| ACTION ITEM |
Every record below is to be restated word for word.

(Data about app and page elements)
══════
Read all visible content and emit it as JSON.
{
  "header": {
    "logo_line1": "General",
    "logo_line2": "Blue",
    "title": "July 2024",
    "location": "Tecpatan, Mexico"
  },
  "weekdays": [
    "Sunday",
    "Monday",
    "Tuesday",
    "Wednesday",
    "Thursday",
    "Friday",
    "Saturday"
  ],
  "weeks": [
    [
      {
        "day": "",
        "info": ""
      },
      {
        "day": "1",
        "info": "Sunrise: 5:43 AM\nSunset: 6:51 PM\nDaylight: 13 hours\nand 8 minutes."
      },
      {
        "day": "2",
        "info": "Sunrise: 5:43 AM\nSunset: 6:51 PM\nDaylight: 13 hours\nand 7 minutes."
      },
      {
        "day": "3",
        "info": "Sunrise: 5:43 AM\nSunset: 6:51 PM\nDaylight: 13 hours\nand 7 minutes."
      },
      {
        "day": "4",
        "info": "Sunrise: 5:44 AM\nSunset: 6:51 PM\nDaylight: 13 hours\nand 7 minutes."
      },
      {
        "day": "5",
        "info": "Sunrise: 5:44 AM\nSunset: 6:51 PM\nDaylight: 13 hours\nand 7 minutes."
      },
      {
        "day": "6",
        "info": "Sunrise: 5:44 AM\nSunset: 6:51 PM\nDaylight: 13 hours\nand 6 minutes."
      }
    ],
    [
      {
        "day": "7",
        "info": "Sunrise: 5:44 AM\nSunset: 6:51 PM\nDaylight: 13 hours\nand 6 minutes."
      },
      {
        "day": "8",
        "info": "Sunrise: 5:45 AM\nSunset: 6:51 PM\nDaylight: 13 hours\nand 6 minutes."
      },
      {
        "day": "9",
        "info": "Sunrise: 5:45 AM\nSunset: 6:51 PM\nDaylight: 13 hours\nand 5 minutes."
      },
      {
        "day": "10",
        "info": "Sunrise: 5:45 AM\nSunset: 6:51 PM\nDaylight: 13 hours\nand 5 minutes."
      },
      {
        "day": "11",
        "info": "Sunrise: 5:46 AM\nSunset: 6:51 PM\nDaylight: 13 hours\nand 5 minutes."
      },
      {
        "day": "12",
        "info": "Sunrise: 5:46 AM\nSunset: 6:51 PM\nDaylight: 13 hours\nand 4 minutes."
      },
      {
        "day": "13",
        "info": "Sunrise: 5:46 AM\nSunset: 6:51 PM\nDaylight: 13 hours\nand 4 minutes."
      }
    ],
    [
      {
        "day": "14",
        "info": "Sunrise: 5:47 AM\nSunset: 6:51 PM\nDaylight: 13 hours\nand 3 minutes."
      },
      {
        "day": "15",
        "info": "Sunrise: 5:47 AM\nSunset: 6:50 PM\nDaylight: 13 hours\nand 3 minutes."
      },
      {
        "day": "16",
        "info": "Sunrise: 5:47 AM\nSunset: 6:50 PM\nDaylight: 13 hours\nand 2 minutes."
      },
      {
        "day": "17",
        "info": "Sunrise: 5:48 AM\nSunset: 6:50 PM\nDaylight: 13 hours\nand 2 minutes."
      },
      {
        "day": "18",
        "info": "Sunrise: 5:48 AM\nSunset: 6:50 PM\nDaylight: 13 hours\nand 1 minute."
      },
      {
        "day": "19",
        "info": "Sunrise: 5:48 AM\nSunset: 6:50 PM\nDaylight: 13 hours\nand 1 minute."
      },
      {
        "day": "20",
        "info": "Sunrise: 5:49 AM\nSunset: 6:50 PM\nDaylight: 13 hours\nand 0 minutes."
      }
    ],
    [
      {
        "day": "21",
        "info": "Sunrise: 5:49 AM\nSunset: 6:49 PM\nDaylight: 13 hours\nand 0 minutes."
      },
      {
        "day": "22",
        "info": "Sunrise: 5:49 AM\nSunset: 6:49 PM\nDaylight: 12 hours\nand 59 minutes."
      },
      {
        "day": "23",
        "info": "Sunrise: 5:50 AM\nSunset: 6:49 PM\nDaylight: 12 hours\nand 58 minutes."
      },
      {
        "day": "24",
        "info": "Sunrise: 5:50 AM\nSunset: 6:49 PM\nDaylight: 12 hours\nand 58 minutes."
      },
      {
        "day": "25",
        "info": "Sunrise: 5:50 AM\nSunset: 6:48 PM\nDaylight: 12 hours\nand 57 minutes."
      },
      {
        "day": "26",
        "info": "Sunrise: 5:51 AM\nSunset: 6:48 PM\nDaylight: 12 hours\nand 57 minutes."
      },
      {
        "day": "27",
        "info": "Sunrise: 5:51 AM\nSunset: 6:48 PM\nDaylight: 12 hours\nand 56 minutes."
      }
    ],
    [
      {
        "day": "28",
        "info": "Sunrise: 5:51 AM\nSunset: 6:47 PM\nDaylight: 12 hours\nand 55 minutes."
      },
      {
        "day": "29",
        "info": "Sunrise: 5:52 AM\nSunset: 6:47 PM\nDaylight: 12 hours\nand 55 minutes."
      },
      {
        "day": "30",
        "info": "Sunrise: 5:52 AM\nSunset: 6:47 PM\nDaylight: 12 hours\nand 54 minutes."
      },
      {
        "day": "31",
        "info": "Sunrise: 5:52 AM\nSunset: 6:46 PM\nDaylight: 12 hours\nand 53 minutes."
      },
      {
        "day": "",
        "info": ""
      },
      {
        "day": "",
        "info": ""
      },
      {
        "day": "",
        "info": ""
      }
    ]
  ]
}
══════
| ANSWER BOX |
Read all visible content and emit it as JSON.
{
  "header": {
    "logo_line1": "General",
    "logo_line2": "Blue",
    "title": "July 2024",
    "location": "Tecpatan, Mexico"
  },
  "weekdays": [
    "Sunday",
    "Monday",
    "Tuesday",
    "Wednesday",
    "Thursday",
    "Friday",
    "Saturday"
  ],
  "weeks": [
    [
      {
        "day": "",
        "info": ""
      },
      {
        "day": "1",
        "info": "Sunrise: 5:43 AM\nSunset: 6:51 PM\nDaylight: 13 hours\nand 8 minutes."
      },
      {
        "day": "2",
        "info": "Sunrise: 5:43 AM\nSunset: 6:51 PM\nDaylight: 13 hours\nand 7 minutes."
      },
      {
        "day": "3",
        "info": "Sunrise: 5:43 AM\nSunset: 6:51 PM\nDaylight: 13 hours\nand 7 minutes."
      },
      {
        "day": "4",
        "info": "Sunrise: 5:44 AM\nSunset: 6:51 PM\nDaylight: 13 hours\nand 7 minutes."
      },
      {
        "day": "5",
        "info": "Sunrise: 5:44 AM\nSunset: 6:51 PM\nDaylight: 13 hours\nand 7 minutes."
      },
      {
        "day": "6",
        "info": "Sunrise: 5:44 AM\nSunset: 6:51 PM\nDaylight: 13 hours\nand 6 minutes."
      }
    ],
    [
      {
        "day": "7",
        "info": "Sunrise: 5:44 AM\nSunset: 6:51 PM\nDaylight: 13 hours\nand 6 minutes."
      },
      {
        "day": "8",
        "info": "Sunrise: 5:45 AM\nSunset: 6:51 PM\nDaylight: 13 hours\nand 6 minutes."
      },
      {
        "day": "9",
        "info": "Sunrise: 5:45 AM\nSunset: 6:51 PM\nDaylight: 13 hours\nand 5 minutes."
      },
      {
        "day": "10",
        "info": "Sunrise: 5:45 AM\nSunset: 6:51 PM\nDaylight: 13 hours\nand 5 minutes."
      },
      {
        "day": "11",
        "info": "Sunrise: 5:46 AM\nSunset: 6:51 PM\nDaylight: 13 hours\nand 5 minutes."
      },
      {
        "day": "12",
        "info": "Sunrise: 5:46 AM\nSunset: 6:51 PM\nDaylight: 13 hours\nand 4 minutes."
      },
      {
        "day": "13",
        "info": "Sunrise: 5:46 AM\nSunset: 6:51 PM\nDaylight: 13 hours\nand 4 minutes."
      }
    ],
    [
      {
        "day": "14",
        "info": "Sunrise: 5:47 AM\nSunset: 6:51 PM\nDaylight: 13 hours\nand 3 minutes."
      },
      {
        "day": "15",
        "info": "Sunrise: 5:47 AM\nSunset: 6:50 PM\nDaylight: 13 hours\nand 3 minutes."
      },
      {
        "day": "16",
        "info": "Sunrise: 5:47 AM\nSunset: 6:50 PM\nDaylight: 13 hours\nand 2 minutes."
      },
      {
        "day": "17",
        "info": "Sunrise: 5:48 AM\nSunset: 6:50 PM\nDaylight: 13 hours\nand 2 minutes."
      },
      {
        "day": "18",
        "info": "Sunrise: 5:48 AM\nSunset: 6:50 PM\nDaylight: 13 hours\nand 1 minute."
      },
      {
        "day": "19",
        "info": "Sunrise: 5:48 AM\nSunset: 6:50 PM\nDaylight: 13 hours\nand 1 minute."
      },
      {
        "day": "20",
        "info": "Sunrise: 5:49 AM\nSunset: 6:50 PM\nDaylight: 13 hours\nand 0 minutes."
      }
    ],
    [
      {
        "day": "21",
        "info": "Sunrise: 5:49 AM\nSunset: 6:49 PM\nDaylight: 13 hours\nand 0 minutes."
      },
      {
        "day": "22",
        "info": "Sunrise: 5:49 AM\nSunset: 6:49 PM\nDaylight: 12 hours\nand 59 minutes."
      },
      {
        "day": "23",
        "info": "Sunrise: 5:50 AM\nSunset: 6:49 PM\nDaylight: 12 hours\nand 58 minutes."
      },
      {
        "day": "24",
        "info": "Sunrise: 5:50 AM\nSunset: 6:49 PM\nDaylight: 12 hours\nand 58 minutes."
      },
      {
        "day": "25",
        "info": "Sunrise: 5:50 AM\nSunset: 6:48 PM\nDaylight: 12 hours\nand 57 minutes."
      },
      {
        "day": "26",
        "info": "Sunrise: 5:51 AM\nSunset: 6:48 PM\nDaylight: 12 hours\nand 57 minutes."
      },
      {
        "day": "27",
        "info": "Sunrise: 5:51 AM\nSunset: 6:48 PM\nDaylight: 12 hours\nand 56 minutes."
      }
    ],
    [
      {
        "day": "28",
        "info": "Sunrise: 5:51 AM\nSunset: 6:47 PM\nDaylight: 12 hours\nand 55 minutes."
      },
      {
        "day": "29",
        "info": "Sunrise: 5:52 AM\nSunset: 6:47 PM\nDaylight: 12 hours\nand 55 minutes."
      },
      {
        "day": "30",
        "info": "Sunrise: 5:52 AM\nSunset: 6:47 PM\nDaylight: 12 hours\nand 54 minutes."
      },
      {
        "day": "31",
        "info": "Sunrise: 5:52 AM\nSunset: 6:46 PM\nDaylight: 12 hours\nand 53 minutes."
      },
      {
        "day": "",
        "info": ""
      },
      {
        "day": "",
        "info": ""
      },
      {
        "day": "",
        "info": ""
      }
    ]
  ]
}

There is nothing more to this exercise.